▶ **Requirement**
Please look for the string "three" below and report every line in which it occurs.

┄┄┄┄┄┄

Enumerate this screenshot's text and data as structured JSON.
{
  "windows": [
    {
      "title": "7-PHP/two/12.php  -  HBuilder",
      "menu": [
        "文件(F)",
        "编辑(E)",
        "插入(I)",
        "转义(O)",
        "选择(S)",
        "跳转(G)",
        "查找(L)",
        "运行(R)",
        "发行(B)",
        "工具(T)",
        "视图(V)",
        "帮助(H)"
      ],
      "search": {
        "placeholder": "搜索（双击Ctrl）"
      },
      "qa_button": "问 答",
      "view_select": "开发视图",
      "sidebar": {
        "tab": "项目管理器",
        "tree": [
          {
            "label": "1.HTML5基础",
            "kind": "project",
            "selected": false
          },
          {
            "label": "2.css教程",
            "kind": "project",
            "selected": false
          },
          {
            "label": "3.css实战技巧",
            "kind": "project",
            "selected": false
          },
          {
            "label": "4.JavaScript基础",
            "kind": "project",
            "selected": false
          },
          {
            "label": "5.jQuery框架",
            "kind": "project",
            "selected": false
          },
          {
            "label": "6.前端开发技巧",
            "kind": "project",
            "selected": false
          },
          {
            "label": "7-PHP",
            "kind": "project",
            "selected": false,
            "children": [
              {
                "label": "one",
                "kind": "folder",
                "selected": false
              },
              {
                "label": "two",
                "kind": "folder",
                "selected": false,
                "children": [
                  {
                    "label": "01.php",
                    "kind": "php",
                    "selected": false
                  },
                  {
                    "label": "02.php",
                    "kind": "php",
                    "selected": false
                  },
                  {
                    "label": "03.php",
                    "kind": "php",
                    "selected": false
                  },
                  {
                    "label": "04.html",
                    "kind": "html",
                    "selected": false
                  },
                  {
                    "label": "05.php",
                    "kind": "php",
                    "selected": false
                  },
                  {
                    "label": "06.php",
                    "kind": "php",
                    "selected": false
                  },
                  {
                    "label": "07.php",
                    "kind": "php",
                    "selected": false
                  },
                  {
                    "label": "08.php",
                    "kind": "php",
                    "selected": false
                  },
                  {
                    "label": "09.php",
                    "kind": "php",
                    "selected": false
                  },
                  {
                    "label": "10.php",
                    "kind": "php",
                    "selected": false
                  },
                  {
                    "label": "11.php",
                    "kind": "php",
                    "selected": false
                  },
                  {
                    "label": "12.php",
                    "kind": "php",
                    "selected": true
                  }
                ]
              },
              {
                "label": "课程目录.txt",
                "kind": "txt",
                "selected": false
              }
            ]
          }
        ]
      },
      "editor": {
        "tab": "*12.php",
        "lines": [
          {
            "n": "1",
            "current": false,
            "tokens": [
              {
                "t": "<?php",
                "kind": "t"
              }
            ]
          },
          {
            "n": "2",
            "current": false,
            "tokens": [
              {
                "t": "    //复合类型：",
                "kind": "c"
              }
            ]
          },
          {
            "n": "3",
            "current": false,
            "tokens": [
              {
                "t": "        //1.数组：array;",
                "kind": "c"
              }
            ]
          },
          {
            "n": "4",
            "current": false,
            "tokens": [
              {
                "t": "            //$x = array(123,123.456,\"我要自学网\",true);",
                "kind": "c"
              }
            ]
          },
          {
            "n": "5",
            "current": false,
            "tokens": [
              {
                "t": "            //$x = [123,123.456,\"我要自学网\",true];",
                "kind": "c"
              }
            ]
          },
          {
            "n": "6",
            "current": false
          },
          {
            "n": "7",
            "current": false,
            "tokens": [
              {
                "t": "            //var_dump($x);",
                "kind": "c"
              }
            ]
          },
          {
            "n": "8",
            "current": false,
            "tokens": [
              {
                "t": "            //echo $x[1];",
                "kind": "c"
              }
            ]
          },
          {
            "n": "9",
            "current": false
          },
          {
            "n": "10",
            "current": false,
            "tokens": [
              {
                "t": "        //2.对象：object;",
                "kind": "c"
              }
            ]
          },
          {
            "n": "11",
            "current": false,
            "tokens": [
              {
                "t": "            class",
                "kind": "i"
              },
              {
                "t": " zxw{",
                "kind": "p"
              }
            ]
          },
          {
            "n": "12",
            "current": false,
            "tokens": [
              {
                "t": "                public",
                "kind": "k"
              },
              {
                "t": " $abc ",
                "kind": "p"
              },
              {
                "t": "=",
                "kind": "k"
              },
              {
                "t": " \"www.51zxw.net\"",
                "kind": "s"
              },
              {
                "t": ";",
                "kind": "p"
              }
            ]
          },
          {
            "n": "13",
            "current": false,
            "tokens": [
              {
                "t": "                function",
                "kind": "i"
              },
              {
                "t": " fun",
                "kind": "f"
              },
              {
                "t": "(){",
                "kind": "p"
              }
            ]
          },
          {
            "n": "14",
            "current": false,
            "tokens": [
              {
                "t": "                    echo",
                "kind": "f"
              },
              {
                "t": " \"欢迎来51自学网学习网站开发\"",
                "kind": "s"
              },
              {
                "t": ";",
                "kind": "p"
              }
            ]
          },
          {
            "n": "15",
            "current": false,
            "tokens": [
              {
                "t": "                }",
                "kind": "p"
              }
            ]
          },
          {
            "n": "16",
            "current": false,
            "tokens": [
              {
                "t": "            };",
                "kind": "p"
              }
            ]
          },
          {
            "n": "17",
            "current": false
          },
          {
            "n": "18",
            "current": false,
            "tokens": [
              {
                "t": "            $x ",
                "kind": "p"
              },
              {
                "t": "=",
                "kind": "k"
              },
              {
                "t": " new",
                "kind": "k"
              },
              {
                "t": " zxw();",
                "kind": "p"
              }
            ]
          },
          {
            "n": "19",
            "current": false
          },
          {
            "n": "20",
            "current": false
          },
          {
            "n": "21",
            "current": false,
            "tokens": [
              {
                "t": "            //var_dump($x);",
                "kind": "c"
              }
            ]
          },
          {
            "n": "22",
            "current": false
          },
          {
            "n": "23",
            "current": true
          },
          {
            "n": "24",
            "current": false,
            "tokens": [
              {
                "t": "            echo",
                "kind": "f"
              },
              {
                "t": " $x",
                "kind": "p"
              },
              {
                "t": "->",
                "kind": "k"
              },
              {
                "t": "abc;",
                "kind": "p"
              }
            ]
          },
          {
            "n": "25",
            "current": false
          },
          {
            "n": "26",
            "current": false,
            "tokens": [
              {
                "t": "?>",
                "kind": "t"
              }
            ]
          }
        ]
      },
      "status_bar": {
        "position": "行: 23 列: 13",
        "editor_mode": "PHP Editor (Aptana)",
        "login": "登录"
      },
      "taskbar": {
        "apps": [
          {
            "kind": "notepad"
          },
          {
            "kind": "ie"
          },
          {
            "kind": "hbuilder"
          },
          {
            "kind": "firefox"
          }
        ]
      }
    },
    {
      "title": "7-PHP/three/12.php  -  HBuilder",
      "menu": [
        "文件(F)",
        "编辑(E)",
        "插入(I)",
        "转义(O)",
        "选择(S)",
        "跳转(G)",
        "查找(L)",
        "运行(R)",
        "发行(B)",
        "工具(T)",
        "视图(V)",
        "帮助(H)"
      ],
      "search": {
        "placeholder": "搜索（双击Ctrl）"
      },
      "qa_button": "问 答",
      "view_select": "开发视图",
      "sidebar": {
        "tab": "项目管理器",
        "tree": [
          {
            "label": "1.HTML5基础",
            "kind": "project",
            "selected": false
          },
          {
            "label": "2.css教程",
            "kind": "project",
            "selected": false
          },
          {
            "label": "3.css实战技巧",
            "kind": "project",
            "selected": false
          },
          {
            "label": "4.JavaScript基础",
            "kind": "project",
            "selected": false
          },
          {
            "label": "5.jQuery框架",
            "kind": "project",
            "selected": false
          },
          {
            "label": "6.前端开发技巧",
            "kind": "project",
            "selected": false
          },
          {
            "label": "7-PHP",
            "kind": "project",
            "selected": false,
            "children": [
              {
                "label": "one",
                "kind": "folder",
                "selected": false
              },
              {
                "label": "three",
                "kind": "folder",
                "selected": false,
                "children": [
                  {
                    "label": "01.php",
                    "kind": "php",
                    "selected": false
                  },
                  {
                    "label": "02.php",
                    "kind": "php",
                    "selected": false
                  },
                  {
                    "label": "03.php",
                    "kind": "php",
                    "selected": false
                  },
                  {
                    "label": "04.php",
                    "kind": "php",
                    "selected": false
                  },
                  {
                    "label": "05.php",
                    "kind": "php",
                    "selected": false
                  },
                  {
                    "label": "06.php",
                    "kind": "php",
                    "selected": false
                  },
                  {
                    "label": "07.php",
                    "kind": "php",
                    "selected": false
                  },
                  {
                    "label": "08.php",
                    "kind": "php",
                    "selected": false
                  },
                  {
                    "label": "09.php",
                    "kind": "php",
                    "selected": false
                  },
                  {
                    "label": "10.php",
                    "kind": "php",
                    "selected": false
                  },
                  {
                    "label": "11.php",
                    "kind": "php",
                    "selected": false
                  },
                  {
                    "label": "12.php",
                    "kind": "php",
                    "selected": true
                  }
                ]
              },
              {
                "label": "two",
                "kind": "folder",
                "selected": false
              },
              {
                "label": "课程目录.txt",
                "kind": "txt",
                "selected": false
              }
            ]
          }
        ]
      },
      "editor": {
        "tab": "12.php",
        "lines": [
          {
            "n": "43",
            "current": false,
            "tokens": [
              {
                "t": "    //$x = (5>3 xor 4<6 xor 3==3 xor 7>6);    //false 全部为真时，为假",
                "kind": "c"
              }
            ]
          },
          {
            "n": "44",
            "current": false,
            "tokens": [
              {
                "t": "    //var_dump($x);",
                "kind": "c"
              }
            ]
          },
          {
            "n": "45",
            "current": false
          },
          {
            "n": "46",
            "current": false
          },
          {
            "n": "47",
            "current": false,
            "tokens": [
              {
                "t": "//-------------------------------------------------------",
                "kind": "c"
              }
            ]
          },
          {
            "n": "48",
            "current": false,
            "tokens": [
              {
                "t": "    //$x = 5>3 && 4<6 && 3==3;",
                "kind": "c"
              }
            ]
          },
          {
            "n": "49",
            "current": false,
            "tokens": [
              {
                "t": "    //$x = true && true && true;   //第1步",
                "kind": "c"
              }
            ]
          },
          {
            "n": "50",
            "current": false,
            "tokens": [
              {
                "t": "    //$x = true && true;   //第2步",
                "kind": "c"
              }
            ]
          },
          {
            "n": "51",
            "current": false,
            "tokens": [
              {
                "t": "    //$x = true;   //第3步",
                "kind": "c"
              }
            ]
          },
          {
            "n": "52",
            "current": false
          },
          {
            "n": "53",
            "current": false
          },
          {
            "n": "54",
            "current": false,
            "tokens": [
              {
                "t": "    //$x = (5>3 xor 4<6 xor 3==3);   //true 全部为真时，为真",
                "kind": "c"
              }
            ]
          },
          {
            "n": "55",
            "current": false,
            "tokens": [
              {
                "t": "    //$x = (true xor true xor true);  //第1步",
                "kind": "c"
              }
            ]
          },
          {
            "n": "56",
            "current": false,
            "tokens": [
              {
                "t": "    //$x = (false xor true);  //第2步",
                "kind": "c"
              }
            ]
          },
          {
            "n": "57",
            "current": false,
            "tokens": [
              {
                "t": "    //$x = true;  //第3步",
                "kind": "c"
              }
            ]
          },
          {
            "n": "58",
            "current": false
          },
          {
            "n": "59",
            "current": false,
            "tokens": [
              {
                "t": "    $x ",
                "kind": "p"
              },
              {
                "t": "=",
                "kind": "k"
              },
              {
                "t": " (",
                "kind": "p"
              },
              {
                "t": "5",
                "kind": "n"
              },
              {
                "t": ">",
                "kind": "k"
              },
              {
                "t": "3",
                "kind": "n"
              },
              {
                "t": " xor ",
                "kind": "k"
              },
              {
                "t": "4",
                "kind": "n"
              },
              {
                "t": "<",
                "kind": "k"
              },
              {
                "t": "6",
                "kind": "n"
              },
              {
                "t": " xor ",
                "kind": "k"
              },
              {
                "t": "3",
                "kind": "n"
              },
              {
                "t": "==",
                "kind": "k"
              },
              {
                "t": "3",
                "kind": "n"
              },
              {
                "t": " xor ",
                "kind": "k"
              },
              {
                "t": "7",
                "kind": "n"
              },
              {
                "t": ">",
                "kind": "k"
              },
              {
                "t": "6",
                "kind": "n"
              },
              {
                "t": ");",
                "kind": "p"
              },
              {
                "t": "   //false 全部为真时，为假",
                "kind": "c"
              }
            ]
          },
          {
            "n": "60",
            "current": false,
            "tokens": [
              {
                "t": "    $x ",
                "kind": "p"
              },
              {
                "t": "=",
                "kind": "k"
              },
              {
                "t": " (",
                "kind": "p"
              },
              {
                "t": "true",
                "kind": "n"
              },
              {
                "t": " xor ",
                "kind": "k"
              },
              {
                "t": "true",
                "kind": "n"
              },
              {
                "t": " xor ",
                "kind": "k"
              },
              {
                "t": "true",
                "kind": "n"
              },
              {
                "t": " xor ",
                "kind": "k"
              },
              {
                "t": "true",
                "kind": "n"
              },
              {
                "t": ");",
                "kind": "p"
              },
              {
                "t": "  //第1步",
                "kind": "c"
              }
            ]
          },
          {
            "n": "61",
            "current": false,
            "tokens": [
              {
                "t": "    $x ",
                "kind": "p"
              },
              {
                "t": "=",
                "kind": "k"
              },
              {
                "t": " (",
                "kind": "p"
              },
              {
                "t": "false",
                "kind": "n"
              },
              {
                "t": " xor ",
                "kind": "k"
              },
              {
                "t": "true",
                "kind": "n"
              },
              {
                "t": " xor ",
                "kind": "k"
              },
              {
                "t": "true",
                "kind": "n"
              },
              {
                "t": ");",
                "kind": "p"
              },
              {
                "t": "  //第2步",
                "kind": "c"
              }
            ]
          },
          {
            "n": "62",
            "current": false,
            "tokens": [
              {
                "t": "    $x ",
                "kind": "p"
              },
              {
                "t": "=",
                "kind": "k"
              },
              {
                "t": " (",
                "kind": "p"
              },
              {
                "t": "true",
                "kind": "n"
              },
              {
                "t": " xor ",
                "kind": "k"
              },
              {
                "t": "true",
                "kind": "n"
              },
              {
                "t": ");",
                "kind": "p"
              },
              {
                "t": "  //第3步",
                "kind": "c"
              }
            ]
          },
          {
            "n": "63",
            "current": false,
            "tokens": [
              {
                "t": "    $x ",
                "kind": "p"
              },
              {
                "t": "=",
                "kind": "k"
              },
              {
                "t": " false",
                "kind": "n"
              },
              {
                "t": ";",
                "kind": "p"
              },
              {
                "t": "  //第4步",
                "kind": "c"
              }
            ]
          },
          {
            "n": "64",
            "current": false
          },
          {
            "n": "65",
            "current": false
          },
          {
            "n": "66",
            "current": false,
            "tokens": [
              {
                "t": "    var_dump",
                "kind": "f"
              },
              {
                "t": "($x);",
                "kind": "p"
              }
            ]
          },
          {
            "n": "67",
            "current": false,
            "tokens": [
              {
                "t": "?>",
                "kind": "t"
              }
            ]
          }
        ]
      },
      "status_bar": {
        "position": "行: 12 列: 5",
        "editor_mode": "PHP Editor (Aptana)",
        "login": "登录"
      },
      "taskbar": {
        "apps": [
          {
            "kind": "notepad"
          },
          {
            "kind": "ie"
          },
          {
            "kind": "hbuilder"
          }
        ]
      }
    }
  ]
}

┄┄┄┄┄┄

▶ **Expected answer**
      "title": "7-PHP/three/12.php  -  HBuilder",
                "label": "three",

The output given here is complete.